STUDY MATERIAL
◆ ◆ ◆ ◆
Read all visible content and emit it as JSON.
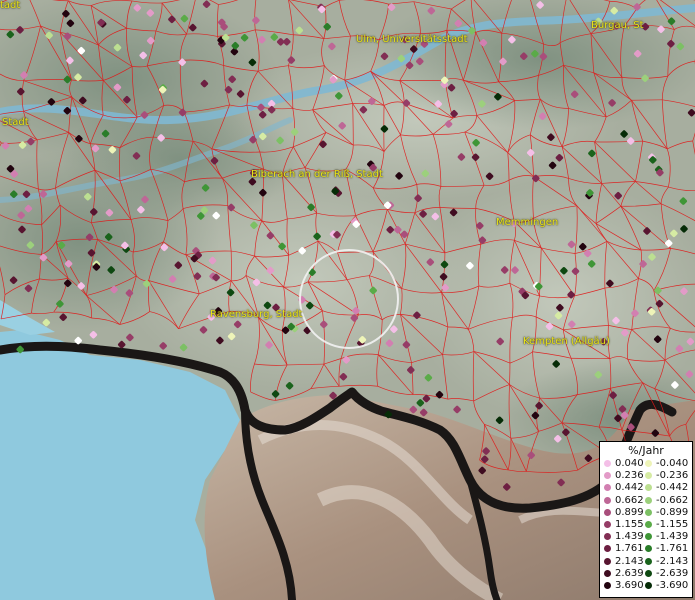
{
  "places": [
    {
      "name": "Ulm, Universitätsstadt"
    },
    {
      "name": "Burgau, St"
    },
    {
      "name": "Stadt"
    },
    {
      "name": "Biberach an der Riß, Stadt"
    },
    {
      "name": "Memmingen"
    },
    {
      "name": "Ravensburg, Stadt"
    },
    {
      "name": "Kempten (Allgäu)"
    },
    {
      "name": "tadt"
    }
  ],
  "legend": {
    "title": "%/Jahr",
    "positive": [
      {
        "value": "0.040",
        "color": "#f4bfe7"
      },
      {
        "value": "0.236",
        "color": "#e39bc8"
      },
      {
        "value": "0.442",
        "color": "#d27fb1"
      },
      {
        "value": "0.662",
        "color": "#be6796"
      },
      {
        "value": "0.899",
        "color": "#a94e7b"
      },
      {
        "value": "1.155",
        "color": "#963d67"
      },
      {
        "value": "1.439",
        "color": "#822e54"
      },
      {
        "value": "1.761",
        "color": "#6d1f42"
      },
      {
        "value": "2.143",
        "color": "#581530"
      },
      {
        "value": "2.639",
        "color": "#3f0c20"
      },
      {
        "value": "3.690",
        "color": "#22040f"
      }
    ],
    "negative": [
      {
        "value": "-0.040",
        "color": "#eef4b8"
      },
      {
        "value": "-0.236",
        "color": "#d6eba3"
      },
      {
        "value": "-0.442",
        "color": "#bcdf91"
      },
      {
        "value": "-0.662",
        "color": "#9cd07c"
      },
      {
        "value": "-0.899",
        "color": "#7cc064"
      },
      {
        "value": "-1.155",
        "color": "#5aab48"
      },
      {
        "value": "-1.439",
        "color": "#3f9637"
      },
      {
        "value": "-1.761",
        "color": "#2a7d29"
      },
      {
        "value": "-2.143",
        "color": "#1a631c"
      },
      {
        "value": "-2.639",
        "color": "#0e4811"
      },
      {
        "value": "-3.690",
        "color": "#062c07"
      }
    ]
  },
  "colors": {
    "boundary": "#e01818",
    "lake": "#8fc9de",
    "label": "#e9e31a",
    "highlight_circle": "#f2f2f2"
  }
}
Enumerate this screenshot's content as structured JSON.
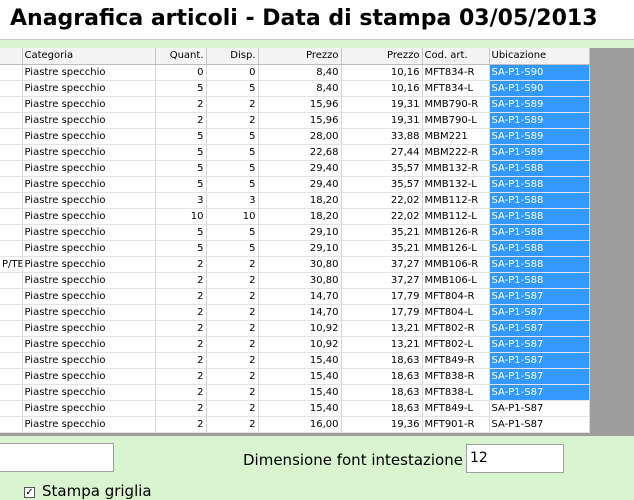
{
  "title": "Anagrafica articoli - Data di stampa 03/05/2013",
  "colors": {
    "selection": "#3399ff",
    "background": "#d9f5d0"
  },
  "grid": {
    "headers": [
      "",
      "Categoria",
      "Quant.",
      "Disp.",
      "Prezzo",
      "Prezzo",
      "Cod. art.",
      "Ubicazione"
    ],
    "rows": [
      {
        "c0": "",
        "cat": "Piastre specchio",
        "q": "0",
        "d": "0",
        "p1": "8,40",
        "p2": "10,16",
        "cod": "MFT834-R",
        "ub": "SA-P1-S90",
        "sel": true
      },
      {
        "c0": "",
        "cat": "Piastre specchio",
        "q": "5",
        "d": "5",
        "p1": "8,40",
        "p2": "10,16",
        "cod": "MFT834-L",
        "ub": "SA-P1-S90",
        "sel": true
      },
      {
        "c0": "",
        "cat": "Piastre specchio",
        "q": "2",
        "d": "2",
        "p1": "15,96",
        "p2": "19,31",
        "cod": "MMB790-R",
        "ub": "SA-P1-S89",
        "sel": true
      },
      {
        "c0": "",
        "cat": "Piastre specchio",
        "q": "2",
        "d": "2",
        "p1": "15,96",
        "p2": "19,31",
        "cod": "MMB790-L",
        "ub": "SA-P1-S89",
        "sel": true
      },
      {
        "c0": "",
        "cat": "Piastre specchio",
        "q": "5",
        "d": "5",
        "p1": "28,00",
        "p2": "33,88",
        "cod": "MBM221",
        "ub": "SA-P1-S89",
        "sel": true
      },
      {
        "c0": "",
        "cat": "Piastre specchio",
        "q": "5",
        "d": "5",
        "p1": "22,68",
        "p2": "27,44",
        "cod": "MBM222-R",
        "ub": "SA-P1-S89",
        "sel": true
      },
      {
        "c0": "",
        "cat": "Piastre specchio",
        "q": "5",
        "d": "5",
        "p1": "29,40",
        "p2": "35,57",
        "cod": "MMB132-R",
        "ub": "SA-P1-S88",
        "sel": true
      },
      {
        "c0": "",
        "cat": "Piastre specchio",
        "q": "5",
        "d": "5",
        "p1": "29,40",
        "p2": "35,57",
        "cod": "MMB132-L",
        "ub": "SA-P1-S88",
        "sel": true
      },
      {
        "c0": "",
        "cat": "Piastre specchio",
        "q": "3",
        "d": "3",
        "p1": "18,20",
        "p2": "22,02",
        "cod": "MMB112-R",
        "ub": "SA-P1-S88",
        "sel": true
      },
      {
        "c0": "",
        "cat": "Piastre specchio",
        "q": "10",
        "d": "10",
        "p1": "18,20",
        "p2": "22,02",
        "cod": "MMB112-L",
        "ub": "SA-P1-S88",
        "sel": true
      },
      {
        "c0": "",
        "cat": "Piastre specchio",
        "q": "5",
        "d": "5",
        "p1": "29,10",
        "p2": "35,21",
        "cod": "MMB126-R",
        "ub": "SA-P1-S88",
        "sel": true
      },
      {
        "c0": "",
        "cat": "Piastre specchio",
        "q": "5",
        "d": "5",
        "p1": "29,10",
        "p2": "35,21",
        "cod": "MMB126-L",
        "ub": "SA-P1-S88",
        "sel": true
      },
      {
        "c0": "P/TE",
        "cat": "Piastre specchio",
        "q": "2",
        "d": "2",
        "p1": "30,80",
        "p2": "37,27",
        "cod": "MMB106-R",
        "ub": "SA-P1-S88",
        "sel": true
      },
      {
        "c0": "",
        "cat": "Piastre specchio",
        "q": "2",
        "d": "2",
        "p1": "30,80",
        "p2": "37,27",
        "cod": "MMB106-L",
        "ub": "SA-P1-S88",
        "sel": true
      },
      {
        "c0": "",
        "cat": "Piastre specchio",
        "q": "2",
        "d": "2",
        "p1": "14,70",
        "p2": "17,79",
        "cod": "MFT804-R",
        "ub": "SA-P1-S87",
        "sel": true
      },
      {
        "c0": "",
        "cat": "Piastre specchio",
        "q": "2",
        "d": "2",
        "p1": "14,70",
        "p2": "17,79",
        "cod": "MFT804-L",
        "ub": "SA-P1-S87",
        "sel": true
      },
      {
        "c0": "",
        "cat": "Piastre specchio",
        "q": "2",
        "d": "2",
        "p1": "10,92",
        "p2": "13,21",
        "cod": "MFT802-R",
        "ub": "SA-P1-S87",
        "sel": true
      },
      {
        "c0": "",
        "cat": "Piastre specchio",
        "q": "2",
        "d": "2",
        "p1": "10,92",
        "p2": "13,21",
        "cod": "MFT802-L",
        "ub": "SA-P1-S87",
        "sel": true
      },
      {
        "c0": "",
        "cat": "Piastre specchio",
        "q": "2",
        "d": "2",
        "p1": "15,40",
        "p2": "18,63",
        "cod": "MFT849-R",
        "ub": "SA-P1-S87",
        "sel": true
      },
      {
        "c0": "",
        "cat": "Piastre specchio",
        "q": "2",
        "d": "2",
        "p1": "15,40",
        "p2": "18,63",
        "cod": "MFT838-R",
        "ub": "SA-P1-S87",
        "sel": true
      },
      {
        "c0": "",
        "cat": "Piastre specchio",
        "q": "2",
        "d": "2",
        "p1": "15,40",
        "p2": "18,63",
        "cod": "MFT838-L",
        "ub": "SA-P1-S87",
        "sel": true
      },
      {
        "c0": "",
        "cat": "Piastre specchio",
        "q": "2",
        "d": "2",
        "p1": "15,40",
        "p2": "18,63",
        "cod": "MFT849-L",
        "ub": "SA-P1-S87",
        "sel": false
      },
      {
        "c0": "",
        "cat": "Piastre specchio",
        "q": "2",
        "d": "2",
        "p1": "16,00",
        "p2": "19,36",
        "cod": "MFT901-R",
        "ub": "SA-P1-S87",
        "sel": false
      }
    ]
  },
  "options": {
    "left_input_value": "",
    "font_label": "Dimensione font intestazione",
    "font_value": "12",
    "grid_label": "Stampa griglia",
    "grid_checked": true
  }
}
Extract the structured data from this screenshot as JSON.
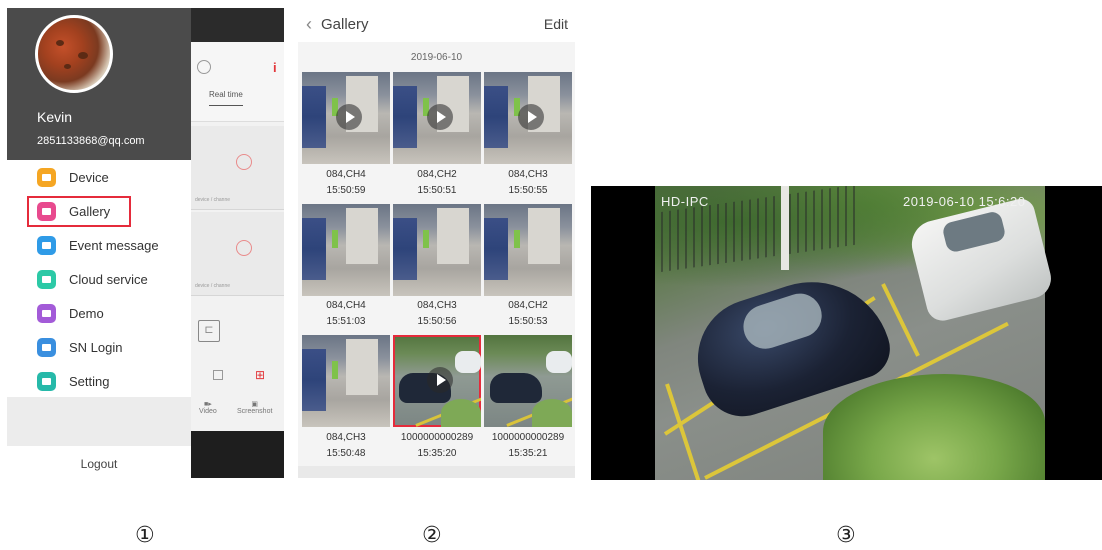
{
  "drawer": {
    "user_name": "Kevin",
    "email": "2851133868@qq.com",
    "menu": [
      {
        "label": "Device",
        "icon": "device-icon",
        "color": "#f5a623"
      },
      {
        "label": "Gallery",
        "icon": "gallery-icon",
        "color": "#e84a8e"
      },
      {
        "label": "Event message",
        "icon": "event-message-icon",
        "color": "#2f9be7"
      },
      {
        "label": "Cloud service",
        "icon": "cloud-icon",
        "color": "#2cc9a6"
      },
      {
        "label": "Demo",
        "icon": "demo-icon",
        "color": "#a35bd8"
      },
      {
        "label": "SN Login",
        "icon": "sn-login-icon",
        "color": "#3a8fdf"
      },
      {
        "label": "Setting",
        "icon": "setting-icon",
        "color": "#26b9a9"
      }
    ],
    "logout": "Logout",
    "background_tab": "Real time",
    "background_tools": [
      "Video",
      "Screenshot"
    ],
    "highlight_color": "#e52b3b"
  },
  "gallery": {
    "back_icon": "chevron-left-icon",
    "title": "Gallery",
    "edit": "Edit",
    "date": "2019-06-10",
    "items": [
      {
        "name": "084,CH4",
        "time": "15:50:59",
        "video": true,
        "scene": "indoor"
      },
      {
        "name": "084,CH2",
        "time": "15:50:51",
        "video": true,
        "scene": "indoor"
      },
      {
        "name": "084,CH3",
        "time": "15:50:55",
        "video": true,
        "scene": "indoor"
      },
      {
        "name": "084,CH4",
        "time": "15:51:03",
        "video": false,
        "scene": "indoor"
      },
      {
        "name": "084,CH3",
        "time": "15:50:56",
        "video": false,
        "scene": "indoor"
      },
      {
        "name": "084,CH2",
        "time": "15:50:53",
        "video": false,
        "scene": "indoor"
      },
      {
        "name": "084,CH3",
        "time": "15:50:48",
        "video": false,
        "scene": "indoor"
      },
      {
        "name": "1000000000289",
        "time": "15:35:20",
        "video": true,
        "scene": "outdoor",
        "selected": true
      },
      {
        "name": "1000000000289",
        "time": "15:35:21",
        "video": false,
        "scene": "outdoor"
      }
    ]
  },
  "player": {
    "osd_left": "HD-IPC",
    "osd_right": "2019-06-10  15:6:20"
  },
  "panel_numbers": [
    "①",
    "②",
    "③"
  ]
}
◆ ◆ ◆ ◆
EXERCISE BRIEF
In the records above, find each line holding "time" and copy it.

TASK RESULT
    "background_tab": "Real time",
        "time": "15:50:59",
        "time": "15:50:51",
        "time": "15:50:55",
        "time": "15:51:03",
        "time": "15:50:56",
        "time": "15:50:53",
        "time": "15:50:48",
        "time": "15:35:20",
        "time": "15:35:21",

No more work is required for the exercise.